Lisbon is the capital of Portugal and lies on the north bank of the Tagus Estuary, on the European Atlantic coast. It is the westernmost city in continental Europe. Greater Lisboa has an area of approximately 1,000 km2.
The city lies more or less in the centre of the country, approximately 300 km from the Algarve in the south and 400 km from the northern border with Spain. Lisbon offers a wide variety of options to the visitor, including beaches, countryside, mountains and areas of historical interest only a few kilometres away from the city centre.
With the beginning of the Portuguese Age of Discoveries, Lisbon enriched as a spice and jewellery trade centre.
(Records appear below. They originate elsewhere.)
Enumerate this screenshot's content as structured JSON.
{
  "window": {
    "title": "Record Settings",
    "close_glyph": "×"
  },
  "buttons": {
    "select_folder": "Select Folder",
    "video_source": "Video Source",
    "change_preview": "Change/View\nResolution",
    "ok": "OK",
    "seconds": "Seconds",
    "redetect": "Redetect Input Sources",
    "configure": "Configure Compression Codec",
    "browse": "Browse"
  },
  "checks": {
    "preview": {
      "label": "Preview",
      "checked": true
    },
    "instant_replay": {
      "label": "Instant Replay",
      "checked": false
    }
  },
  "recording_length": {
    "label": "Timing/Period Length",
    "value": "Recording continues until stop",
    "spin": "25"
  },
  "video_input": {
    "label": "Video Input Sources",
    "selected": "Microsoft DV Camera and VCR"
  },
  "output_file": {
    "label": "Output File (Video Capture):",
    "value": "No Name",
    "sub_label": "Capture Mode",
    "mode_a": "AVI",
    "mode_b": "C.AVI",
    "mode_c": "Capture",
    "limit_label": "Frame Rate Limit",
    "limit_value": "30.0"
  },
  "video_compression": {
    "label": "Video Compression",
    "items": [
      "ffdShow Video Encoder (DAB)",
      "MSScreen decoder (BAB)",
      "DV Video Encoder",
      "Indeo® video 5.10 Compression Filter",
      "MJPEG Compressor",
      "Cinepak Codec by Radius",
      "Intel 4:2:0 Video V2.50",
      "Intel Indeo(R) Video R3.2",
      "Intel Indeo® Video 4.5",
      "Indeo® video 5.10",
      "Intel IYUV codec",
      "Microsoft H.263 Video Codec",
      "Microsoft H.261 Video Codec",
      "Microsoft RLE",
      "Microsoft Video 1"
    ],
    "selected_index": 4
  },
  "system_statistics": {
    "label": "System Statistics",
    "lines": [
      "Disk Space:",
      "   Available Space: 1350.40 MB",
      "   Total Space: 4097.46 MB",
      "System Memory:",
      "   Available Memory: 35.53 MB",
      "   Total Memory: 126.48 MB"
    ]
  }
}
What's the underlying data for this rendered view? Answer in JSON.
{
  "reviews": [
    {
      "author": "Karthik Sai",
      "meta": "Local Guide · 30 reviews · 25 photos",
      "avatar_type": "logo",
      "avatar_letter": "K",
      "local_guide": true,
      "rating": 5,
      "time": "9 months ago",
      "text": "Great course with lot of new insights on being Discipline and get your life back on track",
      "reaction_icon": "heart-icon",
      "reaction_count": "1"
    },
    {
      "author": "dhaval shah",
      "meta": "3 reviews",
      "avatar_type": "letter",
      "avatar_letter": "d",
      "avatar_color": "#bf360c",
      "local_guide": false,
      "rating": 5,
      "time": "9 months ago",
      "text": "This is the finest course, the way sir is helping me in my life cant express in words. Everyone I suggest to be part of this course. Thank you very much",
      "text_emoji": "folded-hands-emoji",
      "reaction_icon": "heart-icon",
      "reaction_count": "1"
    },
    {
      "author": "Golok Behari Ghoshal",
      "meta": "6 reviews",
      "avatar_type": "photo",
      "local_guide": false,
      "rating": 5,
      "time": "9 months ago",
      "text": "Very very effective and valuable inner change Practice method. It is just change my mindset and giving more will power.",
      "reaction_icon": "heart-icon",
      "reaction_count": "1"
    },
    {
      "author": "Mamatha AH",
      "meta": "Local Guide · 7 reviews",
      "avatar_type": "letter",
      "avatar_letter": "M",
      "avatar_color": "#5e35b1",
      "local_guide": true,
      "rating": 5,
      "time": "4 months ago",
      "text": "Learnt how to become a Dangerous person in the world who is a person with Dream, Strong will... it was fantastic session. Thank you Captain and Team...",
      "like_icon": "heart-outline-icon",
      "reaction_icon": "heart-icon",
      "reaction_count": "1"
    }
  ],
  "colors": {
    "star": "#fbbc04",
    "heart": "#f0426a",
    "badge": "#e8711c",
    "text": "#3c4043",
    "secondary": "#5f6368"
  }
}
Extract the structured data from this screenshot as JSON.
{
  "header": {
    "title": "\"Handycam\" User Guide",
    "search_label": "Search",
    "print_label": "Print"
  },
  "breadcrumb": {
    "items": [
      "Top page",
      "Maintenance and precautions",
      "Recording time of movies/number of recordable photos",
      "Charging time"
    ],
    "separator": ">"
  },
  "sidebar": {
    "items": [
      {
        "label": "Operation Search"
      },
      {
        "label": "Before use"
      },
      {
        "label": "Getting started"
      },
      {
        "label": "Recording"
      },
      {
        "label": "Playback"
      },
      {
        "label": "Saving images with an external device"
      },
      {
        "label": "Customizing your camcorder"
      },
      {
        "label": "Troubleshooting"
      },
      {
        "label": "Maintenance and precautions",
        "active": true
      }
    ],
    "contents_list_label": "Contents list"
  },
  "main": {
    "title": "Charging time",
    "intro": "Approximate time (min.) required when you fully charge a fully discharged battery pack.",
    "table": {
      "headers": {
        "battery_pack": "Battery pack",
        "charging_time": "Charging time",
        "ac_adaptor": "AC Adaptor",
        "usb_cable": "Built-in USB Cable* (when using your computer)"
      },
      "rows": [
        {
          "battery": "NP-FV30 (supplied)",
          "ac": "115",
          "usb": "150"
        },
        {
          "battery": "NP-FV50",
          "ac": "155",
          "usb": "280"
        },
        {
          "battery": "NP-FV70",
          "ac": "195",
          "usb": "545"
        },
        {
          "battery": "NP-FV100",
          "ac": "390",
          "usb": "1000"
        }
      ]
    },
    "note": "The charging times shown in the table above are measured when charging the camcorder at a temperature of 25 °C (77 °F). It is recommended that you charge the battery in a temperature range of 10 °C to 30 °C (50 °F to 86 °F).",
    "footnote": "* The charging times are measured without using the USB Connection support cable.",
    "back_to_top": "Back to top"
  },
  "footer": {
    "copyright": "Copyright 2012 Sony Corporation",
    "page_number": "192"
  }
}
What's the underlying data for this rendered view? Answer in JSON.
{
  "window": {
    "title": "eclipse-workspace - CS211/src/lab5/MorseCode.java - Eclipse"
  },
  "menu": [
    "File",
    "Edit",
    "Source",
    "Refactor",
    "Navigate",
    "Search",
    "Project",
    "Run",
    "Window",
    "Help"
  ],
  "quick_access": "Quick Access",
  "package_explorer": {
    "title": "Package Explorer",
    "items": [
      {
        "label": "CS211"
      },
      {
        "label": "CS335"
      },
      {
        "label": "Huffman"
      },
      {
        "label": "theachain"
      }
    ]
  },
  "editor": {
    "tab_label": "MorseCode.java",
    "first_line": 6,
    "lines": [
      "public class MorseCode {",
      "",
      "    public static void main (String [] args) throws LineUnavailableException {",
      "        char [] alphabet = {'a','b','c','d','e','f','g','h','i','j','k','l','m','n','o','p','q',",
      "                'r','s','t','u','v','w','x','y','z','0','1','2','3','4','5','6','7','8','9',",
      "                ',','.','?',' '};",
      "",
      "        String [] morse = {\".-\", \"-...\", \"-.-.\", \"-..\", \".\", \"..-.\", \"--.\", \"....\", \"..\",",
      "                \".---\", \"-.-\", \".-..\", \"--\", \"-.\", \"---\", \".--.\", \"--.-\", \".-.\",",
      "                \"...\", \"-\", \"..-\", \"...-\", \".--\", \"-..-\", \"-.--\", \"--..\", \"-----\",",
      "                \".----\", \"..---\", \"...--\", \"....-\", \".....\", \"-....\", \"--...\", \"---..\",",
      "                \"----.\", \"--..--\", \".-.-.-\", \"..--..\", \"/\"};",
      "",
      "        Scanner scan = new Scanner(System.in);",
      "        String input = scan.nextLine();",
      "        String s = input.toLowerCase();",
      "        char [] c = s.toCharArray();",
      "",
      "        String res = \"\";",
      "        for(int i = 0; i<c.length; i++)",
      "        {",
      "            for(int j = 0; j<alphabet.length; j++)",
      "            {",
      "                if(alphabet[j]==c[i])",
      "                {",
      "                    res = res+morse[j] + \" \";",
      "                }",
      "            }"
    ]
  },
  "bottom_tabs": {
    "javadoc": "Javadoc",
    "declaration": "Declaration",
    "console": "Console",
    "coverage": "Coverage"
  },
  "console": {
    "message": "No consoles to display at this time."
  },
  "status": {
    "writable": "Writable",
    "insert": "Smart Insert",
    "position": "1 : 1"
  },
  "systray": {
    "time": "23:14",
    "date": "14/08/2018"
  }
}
The breakthrough for Portuguese expansion came in 1498 when Vasco da Gama discovered the sea route to India. This was indeed the beginning of a golden age, characterised by the Manueline architectural style named after King Manuel I, with its typical decorative use of maritime motifs.
Over the centuries Lisbon naturally grew and changed. When the city centre was almost completely destroyed by the earthquake of 1755, it was rebuilt by Marquise de Pombal, who thus created the Baixa Pombalina, a commercial area that still retains much of its original lay out.
Lisbon is a historic capital, a potpourri of unusual character and charm, where 800 years of cultural influences mingle with modern trends and life styles creating spectacular contrasts.